Instructor Reflection – Questioning Logical Fallacies (9.1)

By Kerri Hauman, Associate Professor, Transylvania University

Jewell Boyd’s “Questioning Logical Fallacies” is a true liberal arts writing project. Please allow a brief digression about “liberal arts” in order to explain what I mean. At Transylvania University, like at many other liberal arts institutions, we begin talking to students about the importance of making connections on their first day on campus. They should seek connections between what they’re doing in their General Education Biology class and what they’re learning in their Art History class. In trying to solve a complex problem in their Senior Seminar Economics class, they should consider readings, conversations, papers written, and problems pursued in all of the classes they’ve taken leading up to that capstone course. And the
connections students make should not be limited to learning and experiences within the walls of the university; they should seek out and make connections to civic engagement opportunities, world events, pop culture, and other aspects of their lives and passions.

Therefore, when Jewell came to me as a student in my Feminist Rhetorics class (a 3000-level elective course within our Writing, Rhetoric, and Communication (WRC) major) telling me her idea for her final project stemmed from connections she made between our class readings and
the conversations and readings she’d had in the Introduction to Classical Rhetoric course she had recently taken, I was thrilled. Jewell told me our class conversations made her reconsider what she had thought about logical fallacies, rhetorical content that had seemed rather innocuous just a few months prior during conversations in Intro to Classical Rhetoric. Whereas previously, learning about logical fallacies in order to consider the strength of one’s own and others’ arguments had seemed a rather innocent if not helpful task, she was now beginning to re-consider the presumed straightforward, objective nature with which logical fallacies are often presented.
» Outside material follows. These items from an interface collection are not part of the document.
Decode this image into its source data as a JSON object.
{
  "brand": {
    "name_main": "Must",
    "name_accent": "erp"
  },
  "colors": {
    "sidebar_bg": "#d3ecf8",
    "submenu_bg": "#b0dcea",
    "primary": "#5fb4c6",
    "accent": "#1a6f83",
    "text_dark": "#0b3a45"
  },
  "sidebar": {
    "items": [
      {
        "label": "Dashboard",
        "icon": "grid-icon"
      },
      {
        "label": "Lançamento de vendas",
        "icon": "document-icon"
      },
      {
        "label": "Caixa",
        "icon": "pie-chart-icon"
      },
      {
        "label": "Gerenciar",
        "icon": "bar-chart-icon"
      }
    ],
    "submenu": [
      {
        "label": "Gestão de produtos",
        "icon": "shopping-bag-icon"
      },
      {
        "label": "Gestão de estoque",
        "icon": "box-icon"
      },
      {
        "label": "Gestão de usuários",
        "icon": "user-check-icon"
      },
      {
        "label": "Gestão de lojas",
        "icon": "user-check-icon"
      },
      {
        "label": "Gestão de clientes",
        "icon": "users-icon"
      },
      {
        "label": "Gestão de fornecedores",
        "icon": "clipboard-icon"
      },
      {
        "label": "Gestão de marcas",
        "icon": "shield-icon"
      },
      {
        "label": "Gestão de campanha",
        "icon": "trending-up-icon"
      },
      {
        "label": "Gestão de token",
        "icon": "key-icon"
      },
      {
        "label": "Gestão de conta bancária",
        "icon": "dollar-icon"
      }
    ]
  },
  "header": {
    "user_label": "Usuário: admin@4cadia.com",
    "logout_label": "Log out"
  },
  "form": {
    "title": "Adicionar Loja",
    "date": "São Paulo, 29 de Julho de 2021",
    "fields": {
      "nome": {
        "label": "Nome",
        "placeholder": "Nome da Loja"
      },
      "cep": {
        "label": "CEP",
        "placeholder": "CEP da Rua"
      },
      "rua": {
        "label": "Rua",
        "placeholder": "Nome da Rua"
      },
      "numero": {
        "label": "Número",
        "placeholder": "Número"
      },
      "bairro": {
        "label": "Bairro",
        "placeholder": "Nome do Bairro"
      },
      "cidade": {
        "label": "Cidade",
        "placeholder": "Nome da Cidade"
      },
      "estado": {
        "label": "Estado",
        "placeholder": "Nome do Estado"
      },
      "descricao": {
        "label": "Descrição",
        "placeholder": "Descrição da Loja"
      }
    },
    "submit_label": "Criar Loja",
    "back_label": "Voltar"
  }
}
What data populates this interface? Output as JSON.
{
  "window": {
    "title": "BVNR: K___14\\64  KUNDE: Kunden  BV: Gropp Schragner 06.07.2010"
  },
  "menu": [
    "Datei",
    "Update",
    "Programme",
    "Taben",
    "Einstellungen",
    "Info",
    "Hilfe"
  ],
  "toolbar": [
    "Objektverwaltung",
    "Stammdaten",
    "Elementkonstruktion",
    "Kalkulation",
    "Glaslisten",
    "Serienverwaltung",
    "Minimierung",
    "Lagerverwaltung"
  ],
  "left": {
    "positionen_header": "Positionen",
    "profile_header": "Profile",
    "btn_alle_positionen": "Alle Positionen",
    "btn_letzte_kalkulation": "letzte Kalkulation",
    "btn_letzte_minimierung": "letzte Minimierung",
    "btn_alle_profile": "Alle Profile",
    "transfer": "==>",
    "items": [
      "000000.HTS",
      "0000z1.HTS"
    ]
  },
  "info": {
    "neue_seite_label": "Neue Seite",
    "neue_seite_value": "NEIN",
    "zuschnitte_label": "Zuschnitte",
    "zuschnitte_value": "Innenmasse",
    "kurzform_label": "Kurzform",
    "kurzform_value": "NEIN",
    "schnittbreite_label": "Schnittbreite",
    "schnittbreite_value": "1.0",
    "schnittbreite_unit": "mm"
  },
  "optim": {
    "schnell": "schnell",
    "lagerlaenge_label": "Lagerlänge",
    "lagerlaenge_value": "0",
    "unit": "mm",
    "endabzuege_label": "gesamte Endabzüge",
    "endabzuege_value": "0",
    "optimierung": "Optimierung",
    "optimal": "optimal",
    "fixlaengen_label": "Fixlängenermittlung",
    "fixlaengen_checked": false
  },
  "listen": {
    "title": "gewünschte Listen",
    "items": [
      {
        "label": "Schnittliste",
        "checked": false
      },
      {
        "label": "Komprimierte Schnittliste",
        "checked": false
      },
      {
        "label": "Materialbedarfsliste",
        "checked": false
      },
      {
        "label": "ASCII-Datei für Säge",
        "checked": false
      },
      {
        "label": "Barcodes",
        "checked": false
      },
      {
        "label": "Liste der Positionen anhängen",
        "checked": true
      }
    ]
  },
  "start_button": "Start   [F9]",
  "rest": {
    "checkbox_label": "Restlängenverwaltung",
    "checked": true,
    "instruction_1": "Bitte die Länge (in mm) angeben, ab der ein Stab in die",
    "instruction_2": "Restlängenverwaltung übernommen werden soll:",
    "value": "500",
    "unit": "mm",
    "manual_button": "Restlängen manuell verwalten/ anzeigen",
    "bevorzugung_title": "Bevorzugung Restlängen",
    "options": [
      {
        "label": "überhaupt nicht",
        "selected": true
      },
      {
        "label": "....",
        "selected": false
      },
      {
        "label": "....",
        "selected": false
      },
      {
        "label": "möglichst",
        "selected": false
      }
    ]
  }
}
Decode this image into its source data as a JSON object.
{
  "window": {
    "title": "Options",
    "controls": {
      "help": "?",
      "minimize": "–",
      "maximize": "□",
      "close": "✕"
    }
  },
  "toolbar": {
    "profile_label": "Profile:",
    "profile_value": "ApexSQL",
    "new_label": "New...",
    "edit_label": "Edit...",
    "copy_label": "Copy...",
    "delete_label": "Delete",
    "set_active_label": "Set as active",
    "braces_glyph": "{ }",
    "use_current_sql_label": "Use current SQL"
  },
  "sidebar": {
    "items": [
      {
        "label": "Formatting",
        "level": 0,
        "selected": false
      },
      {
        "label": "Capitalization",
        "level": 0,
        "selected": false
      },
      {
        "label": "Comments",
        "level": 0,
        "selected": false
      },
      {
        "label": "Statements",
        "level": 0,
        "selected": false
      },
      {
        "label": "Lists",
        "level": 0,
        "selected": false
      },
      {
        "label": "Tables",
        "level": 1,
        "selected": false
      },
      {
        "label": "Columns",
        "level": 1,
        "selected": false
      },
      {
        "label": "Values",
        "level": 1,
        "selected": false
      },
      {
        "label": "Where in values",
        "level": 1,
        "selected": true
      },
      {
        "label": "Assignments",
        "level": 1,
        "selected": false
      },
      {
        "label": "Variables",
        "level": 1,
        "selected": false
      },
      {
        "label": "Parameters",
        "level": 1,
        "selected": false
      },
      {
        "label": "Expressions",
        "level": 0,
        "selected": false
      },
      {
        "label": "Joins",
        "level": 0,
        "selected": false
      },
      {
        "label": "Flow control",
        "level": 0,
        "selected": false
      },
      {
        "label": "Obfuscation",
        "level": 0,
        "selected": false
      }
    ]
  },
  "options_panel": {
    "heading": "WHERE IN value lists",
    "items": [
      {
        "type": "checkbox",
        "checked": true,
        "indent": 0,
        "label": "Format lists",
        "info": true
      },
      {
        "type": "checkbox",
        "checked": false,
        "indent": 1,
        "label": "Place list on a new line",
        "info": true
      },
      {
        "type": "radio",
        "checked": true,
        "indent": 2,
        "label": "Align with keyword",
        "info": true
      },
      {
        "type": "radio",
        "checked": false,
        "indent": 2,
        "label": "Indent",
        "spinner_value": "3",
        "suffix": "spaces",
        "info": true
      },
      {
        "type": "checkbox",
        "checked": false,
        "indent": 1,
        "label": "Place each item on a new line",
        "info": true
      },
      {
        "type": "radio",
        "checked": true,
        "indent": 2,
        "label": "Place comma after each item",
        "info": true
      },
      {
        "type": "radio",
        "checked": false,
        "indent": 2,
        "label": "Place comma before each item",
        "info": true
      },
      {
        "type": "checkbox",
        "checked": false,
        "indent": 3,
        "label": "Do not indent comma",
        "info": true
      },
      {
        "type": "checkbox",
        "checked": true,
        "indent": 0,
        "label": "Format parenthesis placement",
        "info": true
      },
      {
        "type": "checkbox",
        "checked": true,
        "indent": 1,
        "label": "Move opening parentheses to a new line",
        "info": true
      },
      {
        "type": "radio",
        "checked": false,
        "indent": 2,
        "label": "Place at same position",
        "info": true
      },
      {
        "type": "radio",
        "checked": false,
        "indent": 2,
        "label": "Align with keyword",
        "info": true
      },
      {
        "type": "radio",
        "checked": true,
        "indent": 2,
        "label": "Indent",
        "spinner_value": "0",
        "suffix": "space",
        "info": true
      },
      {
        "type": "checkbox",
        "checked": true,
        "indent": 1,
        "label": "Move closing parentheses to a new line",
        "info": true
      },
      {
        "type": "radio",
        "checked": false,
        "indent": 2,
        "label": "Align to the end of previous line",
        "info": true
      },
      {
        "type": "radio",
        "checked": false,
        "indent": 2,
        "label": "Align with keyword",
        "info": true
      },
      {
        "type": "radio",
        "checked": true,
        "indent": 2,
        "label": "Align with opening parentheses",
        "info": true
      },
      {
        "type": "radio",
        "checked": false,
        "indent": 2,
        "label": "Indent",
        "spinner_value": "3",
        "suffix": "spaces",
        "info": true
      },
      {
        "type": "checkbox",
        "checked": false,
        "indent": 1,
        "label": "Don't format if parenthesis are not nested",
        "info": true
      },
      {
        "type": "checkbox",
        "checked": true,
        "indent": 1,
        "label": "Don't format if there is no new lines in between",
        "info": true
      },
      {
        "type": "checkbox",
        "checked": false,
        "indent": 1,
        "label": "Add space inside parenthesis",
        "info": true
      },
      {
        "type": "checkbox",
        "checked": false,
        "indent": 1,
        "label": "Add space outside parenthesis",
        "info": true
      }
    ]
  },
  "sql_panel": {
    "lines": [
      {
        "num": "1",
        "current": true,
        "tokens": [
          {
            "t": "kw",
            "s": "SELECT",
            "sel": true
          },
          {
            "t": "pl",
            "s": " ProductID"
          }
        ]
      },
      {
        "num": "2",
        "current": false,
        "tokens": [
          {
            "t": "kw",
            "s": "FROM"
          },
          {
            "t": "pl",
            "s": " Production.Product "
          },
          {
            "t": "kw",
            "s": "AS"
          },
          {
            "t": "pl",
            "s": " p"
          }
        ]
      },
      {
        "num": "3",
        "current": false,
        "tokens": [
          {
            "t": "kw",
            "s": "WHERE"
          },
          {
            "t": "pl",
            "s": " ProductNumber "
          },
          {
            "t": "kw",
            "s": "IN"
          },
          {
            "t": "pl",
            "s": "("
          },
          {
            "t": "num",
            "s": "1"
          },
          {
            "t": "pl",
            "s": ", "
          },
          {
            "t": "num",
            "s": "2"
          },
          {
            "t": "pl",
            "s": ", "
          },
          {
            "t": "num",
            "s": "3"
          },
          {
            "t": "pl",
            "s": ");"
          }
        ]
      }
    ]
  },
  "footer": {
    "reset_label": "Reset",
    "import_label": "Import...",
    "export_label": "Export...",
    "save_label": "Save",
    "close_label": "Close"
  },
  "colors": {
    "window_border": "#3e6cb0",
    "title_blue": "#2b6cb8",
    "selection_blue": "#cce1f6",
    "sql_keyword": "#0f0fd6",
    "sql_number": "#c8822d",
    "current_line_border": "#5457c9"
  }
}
And she started wondering if, as with other topics we had considered in class, the very idea of a logical fallacy as well as the way logical fallacies are often discussed might be excluding or devaluing marginalized groups, particularly women.

Jewell worked hard to develop her ideas over the next several weeks of our class and eventually produced a tight, insightful, well-supported argument, which she presented in a traditional 18-page paper that brought together sources and conversations from a number of other classes she’d taken, including Digital Rhetoric and a sociology course titled “Gender and Society.” That paper is not, of course, exactly what you see here in TheJump+, and that is because Jewell chose to expand upon the project she originally produced for Feminist Rhetorics and to revise it—especially by remediating it into a digital format—for her Senior Seminar project. All WRC majors take a capstone course that we call Senior Seminar, and the
apex of that course is the completion of a project that, to oversimplify, can take pretty much any form the student would like as long as it demonstrates thoughtful engagement with their previous three years’ worth of WRC coursework. We encourage but do not require the use of multiple media; the same is true for remixing or revising prior projects.

At the end of Senior Seminar, Jewell presented and defended the site you see here in front of a panel of two TU faculty—the professor of the Senior Seminar course and me—and one TU alum who has continued to study communication and has also added political organizing and activism to her achievements. All of us were deeply impressed with Jewell’s ability to critically examine logical fallacies; to pull together such a range of content, including creating multimedia content of her own in the form of videos and blog posts embedded in the site; and to present it all in such a well-designed site that is carefully pitched at an audience that may not have any prior knowledge of feminist or classical rhetorics. I hope not only that all readers
of this journal will enjoy Jewell’s piece as much as I did but also that they will follow Jewell’s lead and question the seemingly innocuous content they encounter, whether that’s in a classroom, a living room, or a break room.